The Observer is a student-run, daily print & online newspaper serving Notre Dame, Saint Mary's & Holy Cross. Learn about us.



Looking on the ‘Brightside’ of things

| Wednesday, October 4, 2017

Throughout early to mid-middle school, smack-dab in the prime of my awkward phase, I was what a mid-2000s aficionado may refer to as an emo kid. No, I never dyed my hair, painted my finger nails or self-harmed in any way. But despite my aesthetic distance from the emo scene, I still undeniably found some much needed refuge in the now-defunct and cringe-worthy ethos of the movement (if you can even call it that.)

At the time, emo as a genre of music was moving away from the underground acts that helped create it, making way for a more pop-oriented and approachable sound. Bands like Fall Out Boy, All Time Low and We the Kings, with their catchy pop-punk hooks and emotionally saturated lyrics, gave emo a new mass appeal. Yet the culture behind the music was mostly static, characterized by skinny jeans, long bangs, and above all else, teen angst.

Looking back, my attachment to the emo scene makes a lot of sense — I was, and still am, a sensitive (angst-y?), music lover. The newfound accessibility of the genre was inviting and its philosophy hit just the right emotional chord for an impassionate, albeit naive, middle schooler. Emo was something I could own, and it quickly became part of my identity for a brief period.
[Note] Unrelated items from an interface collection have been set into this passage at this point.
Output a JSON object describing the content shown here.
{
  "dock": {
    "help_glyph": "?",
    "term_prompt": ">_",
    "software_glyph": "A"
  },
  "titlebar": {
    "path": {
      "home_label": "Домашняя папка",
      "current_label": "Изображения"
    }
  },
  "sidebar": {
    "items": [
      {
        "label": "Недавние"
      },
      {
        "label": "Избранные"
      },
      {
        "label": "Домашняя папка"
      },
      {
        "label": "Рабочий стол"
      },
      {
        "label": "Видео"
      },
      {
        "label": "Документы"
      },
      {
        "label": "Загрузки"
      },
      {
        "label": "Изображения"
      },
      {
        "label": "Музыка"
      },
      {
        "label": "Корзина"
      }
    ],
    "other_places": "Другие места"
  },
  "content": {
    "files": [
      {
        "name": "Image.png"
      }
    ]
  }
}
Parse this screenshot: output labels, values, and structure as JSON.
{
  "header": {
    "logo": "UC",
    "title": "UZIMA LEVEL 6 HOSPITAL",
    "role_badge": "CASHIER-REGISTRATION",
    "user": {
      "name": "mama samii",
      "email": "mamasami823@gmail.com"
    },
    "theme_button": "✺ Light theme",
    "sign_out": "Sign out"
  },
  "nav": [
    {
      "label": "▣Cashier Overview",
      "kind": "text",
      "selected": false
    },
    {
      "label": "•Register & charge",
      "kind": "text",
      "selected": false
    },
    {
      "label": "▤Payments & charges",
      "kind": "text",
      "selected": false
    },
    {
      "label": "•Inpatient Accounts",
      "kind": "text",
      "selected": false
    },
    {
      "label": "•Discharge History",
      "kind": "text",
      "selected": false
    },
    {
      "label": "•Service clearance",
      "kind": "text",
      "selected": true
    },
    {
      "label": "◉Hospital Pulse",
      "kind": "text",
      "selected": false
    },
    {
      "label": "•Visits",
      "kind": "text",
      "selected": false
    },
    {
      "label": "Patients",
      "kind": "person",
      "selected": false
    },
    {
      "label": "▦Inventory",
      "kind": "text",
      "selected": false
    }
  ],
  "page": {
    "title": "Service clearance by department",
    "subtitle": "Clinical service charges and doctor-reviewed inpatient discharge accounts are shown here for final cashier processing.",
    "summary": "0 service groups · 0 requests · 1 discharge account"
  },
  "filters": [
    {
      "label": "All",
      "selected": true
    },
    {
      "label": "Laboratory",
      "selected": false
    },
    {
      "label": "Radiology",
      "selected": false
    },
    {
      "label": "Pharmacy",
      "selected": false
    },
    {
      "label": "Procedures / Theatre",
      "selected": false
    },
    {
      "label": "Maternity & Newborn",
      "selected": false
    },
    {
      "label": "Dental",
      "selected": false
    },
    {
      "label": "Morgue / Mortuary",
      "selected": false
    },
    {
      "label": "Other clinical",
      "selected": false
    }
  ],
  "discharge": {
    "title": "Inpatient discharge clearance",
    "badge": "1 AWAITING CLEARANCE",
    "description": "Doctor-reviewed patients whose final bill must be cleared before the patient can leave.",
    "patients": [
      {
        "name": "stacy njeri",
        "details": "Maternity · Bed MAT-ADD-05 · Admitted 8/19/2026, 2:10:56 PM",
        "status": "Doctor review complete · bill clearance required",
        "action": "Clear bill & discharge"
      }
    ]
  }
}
Fortunately, like most misguided adolescent fads, the emo wave passed me by probably sometime before high school. My music tastes, along with my not-so-awkward-anymore body, grew. My hunger for new and diverse music also began to develop around this time, and now as a college senior and amateur music writer, I can’t even really delineate my musical tastes into genres.

Still, I never forgot emo. My foray into the genre helped shape the way I approach music fandom, and even today I often catch myself wanting to head bang upon hearing that mid-2000s pop-punk sound. However, there is one song from the era in particular that almost never has this effect on me: The Killer’s 2004 smash hit “Mr. Brightside.” While more electronic than many of its song peers and maybe not even technically emo, “Mr. Brightside” is a hallmark of the emo era.

The Killer’s instantly iconic track is undeniably catchy, but it’s inescapable persistence shakes me at my core. The song should function as a periodic throwback and yet there is a bar in South Bend that shall remain nameless that plays the track every single night without fail. Every time that saccharine chord progression rears its head, seemly every friend group reacts as if the bar is “like totally playing our song.” And it bugs me. Well it, used to bug me. Hearing “Mr. Brightside” in a bar always felt like a strange appropriation of my emo past. As if the all the excited listeners neglected the emotional depth required to truly appreciate a song of that nature.

But now I’m looking on the bright side. I am coming out of my cage of condescension and believe me, I am doing just fine. Growing up is about learning from the past, not festering in it. Having a history with emo may make hearing certain songs today a little strange, but that’s just the price I pay.

The views expressed in this column are those of the author and not necessarily those of The Observer.

Tags: , ,

About Adam Ramos

Adam is studying international economics in the class of 2018. He hails from beautiful New Jersey and says "draw" instead of "drawer."

Contact Adam